* WHAT YOU SHOULD DO: How many of the lines in the data contain "Altura"? Give only the number.

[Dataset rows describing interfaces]
- - -
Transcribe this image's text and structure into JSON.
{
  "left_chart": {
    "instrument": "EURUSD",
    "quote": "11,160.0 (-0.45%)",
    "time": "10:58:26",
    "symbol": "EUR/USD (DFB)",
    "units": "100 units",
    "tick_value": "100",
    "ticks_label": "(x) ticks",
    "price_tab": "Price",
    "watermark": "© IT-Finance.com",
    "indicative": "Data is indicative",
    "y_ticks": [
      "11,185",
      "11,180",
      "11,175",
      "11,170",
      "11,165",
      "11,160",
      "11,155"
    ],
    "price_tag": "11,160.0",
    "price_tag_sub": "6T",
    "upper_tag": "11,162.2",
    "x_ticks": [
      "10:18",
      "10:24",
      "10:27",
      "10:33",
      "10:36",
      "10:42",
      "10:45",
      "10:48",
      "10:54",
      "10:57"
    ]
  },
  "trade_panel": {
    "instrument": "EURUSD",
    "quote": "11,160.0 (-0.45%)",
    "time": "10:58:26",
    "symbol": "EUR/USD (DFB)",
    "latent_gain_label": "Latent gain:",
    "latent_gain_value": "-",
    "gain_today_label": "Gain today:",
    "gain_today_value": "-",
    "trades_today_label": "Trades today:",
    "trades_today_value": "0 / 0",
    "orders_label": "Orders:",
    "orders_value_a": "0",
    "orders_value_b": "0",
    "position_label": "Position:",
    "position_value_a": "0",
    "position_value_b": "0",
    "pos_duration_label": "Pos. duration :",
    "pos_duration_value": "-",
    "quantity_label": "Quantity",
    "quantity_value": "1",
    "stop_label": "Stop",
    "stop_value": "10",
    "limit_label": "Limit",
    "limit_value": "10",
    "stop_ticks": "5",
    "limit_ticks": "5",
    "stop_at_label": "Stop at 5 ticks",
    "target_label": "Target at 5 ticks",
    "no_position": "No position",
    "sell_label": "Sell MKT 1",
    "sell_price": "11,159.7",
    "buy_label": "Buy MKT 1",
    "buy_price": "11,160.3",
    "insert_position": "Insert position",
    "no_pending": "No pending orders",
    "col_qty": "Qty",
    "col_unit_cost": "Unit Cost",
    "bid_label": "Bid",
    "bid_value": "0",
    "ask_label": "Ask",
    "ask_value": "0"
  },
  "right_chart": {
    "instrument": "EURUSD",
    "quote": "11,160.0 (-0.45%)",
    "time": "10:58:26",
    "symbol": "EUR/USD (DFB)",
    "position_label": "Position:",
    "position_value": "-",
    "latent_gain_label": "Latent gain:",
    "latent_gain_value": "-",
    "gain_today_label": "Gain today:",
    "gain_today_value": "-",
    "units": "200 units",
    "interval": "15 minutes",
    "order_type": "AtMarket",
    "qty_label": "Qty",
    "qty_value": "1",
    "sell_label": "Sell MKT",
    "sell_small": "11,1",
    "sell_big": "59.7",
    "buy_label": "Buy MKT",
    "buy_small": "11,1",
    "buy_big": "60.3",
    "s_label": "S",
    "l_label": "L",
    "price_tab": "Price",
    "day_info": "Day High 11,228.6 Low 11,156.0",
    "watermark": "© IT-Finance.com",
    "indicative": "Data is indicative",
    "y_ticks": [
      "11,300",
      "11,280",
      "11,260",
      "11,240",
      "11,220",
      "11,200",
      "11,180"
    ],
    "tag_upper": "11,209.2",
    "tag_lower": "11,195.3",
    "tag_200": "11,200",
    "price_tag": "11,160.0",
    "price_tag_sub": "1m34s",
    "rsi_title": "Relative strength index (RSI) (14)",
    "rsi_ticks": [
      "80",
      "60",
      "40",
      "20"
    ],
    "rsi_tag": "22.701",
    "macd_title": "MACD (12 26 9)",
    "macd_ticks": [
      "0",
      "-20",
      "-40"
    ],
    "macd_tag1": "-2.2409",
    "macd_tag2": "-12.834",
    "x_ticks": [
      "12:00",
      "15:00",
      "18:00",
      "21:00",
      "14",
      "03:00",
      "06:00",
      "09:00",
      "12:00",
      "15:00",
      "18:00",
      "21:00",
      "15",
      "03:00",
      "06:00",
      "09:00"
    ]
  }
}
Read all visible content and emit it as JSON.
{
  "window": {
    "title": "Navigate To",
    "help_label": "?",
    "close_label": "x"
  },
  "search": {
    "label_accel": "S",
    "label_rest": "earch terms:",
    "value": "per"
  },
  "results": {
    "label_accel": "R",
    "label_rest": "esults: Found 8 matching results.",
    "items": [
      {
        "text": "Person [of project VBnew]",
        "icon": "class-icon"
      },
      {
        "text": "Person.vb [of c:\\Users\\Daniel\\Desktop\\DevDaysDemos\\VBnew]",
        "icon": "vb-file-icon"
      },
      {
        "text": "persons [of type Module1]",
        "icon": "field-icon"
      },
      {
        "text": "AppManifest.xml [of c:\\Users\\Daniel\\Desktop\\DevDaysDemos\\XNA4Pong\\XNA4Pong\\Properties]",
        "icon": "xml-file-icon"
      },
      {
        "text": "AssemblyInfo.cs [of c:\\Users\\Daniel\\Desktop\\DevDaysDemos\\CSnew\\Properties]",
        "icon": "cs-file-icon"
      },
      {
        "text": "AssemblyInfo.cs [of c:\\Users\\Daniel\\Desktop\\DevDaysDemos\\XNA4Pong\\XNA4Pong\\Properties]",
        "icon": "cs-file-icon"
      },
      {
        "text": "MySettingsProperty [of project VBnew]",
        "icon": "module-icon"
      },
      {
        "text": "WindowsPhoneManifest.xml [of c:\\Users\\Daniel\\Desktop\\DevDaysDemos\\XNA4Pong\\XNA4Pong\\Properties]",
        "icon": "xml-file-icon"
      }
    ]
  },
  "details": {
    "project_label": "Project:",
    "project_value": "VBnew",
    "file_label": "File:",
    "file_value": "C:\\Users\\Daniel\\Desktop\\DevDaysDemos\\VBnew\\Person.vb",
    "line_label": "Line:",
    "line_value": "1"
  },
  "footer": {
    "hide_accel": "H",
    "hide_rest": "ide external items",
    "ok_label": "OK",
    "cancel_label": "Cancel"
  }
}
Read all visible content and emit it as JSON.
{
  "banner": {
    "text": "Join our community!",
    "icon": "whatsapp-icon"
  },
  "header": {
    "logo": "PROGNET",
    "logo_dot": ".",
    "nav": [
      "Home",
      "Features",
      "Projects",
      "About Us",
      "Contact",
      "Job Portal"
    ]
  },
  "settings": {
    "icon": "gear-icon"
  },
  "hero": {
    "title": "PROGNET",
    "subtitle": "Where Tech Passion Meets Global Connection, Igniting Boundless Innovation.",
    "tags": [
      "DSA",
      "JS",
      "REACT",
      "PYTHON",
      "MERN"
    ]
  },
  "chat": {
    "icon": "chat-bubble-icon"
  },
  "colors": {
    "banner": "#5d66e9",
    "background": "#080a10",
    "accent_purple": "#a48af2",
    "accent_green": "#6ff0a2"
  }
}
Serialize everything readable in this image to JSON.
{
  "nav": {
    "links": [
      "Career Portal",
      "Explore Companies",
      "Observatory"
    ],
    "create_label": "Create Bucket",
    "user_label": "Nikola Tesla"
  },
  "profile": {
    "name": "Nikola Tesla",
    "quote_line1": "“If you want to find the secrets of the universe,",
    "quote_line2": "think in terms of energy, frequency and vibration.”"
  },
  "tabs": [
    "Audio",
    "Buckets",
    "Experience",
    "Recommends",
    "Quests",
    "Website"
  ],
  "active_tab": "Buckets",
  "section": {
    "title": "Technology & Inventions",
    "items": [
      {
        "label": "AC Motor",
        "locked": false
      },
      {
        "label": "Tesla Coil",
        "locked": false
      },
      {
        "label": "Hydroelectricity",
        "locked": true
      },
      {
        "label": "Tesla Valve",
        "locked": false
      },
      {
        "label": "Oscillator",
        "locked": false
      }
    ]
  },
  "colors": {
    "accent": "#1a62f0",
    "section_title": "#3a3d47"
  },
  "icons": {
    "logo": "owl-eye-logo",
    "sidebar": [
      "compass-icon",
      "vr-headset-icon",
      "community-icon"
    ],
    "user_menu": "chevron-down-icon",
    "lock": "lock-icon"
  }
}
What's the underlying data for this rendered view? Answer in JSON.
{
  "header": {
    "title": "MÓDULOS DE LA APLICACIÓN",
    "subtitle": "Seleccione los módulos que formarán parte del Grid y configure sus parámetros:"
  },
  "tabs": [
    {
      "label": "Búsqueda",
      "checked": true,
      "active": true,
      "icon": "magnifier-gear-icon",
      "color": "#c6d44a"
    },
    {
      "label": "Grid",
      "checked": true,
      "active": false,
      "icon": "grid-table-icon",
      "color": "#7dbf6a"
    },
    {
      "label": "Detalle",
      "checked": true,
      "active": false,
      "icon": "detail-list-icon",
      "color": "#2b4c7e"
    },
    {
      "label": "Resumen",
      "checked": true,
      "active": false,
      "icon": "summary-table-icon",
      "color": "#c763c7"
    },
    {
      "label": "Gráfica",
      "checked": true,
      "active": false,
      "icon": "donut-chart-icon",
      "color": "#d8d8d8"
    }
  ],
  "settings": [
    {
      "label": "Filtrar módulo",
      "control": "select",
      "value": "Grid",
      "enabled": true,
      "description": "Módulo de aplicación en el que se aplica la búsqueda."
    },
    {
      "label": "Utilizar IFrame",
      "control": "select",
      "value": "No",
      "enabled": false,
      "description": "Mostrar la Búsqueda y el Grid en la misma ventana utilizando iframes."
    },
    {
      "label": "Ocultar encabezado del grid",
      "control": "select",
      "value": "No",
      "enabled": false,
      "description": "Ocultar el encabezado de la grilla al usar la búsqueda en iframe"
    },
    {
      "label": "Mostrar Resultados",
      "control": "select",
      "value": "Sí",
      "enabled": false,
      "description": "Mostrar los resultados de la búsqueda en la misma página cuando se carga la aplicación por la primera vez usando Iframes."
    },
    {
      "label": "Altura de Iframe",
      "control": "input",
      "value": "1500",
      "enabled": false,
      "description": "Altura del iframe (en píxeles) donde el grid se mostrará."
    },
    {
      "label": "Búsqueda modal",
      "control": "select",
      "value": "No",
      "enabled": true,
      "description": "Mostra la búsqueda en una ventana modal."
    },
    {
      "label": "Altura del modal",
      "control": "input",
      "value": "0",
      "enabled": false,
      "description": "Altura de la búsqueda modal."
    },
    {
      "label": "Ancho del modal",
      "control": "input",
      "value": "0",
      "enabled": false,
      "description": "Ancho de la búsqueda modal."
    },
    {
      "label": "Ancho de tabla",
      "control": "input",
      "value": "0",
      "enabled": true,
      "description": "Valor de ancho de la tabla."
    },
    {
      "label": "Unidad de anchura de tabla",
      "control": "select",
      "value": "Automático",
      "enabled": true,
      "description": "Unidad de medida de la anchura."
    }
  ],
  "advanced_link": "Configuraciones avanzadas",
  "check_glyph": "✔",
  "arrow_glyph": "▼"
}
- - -
* REPLY: 4